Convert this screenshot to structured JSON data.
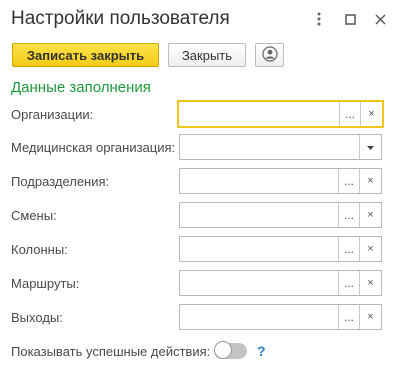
{
  "window": {
    "title": "Настройки пользователя",
    "controls": {
      "more_icon": "more-vertical-icon",
      "maximize_icon": "maximize-icon",
      "close_icon": "close-icon"
    }
  },
  "toolbar": {
    "save_close_label": "Записать закрыть",
    "close_label": "Закрыть",
    "user_icon": "user-icon"
  },
  "section": {
    "title": "Данные заполнения"
  },
  "fields": [
    {
      "label": "Организации:",
      "value": "",
      "kind": "select-clear",
      "focused": true
    },
    {
      "label": "Медицинская организация:",
      "value": "",
      "kind": "dropdown",
      "focused": false
    },
    {
      "label": "Подразделения:",
      "value": "",
      "kind": "select-clear",
      "focused": false
    },
    {
      "label": "Смены:",
      "value": "",
      "kind": "select-clear",
      "focused": false
    },
    {
      "label": "Колонны:",
      "value": "",
      "kind": "select-clear",
      "focused": false
    },
    {
      "label": "Маршруты:",
      "value": "",
      "kind": "select-clear",
      "focused": false
    },
    {
      "label": "Выходы:",
      "value": "",
      "kind": "select-clear",
      "focused": false
    }
  ],
  "field_buttons": {
    "select": "...",
    "clear": "×"
  },
  "toggle": {
    "label": "Показывать успешные действия:",
    "enabled": false,
    "help": "?"
  },
  "colors": {
    "accent": "#f4cc16",
    "section_title": "#1f9a3c",
    "help": "#2a7fd4",
    "focus_border": "#f0c419"
  }
}
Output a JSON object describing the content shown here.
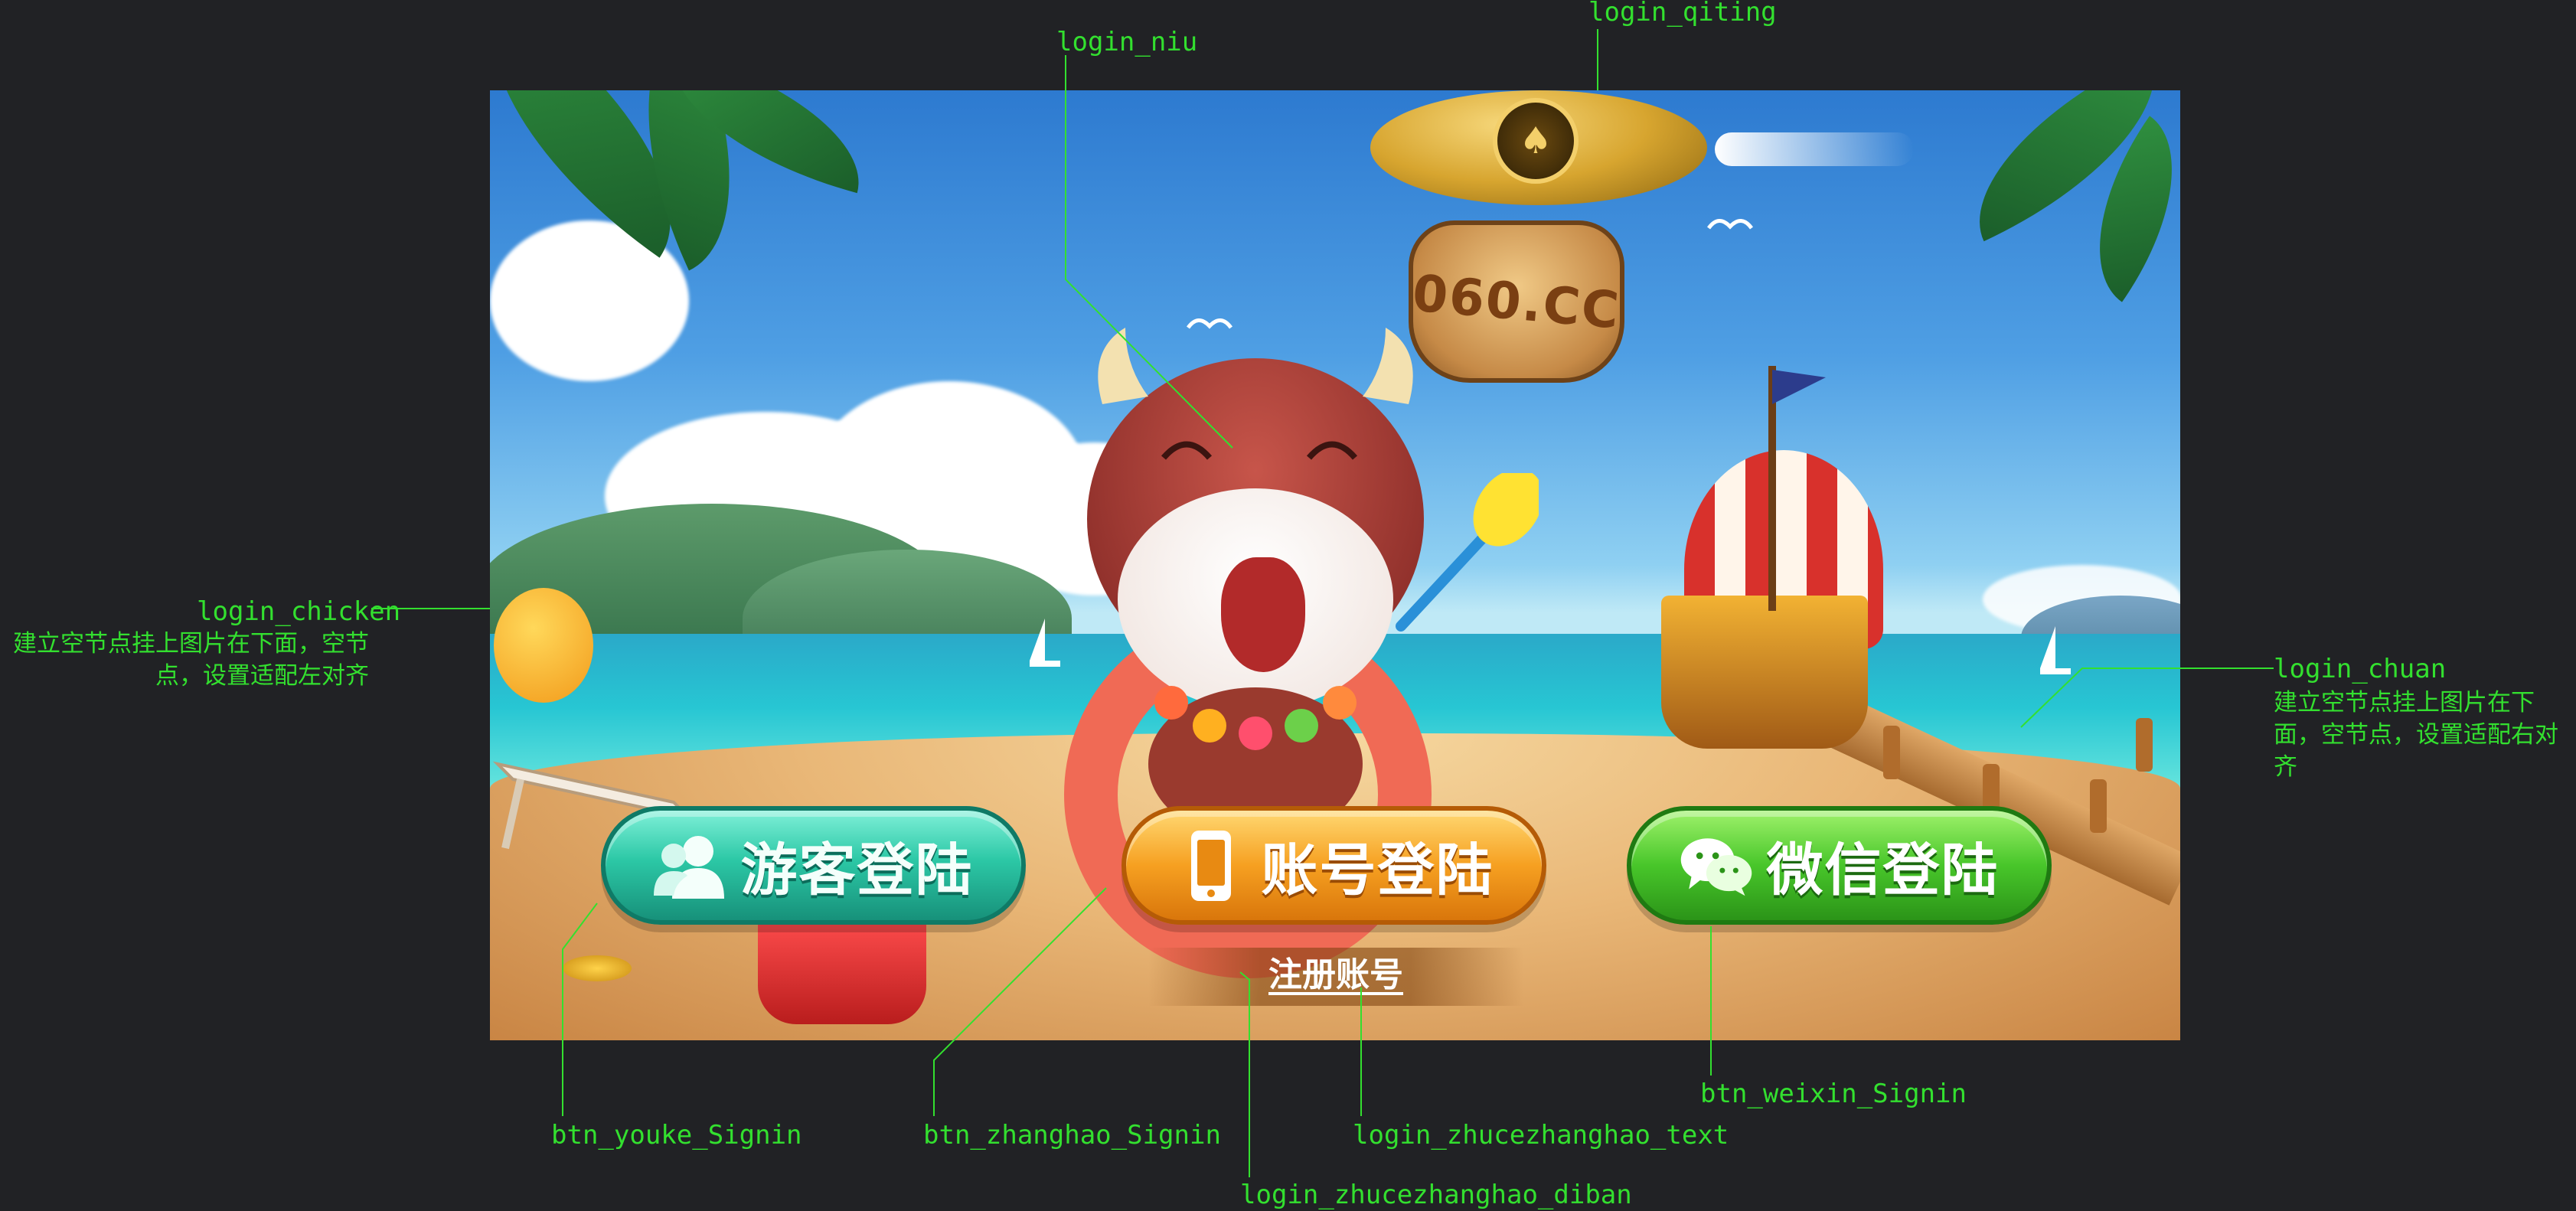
{
  "scene": {
    "sign_text": "060.CC"
  },
  "buttons": {
    "youke": {
      "label": "游客登陆",
      "icon": "people-icon"
    },
    "zhanghao": {
      "label": "账号登陆",
      "icon": "phone-icon"
    },
    "weixin": {
      "label": "微信登陆",
      "icon": "wechat-icon"
    }
  },
  "register": {
    "label": "注册账号"
  },
  "annotations": {
    "login_niu": "login_niu",
    "login_qiting": "login_qiting",
    "login_chicken": "login_chicken",
    "login_chicken_desc": "建立空节点挂上图片在下面，空节点，设置适配左对齐",
    "login_chuan": "login_chuan",
    "login_chuan_desc": "建立空节点挂上图片在下面，空节点，设置适配右对齐",
    "btn_youke_Signin": "btn_youke_Signin",
    "btn_zhanghao_Signin": "btn_zhanghao_Signin",
    "login_zhucezhanghao_text": "login_zhucezhanghao_text",
    "btn_weixin_Signin": "btn_weixin_Signin",
    "login_zhucezhanghao_diban": "login_zhucezhanghao_diban"
  },
  "colors": {
    "background": "#212225",
    "annotation": "#33e02f",
    "youke_button": "#2cc8a6",
    "zhanghao_button": "#f6a021",
    "weixin_button": "#48c62a"
  }
}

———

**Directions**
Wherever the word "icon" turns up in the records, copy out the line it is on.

**Solution to this task**
      "more_icon": "more-vertical-icon",
      "maximize_icon": "maximize-icon",
      "close_icon": "close-icon"
    "user_icon": "user-icon"
      "icon": "people-icon"
      "icon": "phone-icon"
      "icon": "wechat-icon"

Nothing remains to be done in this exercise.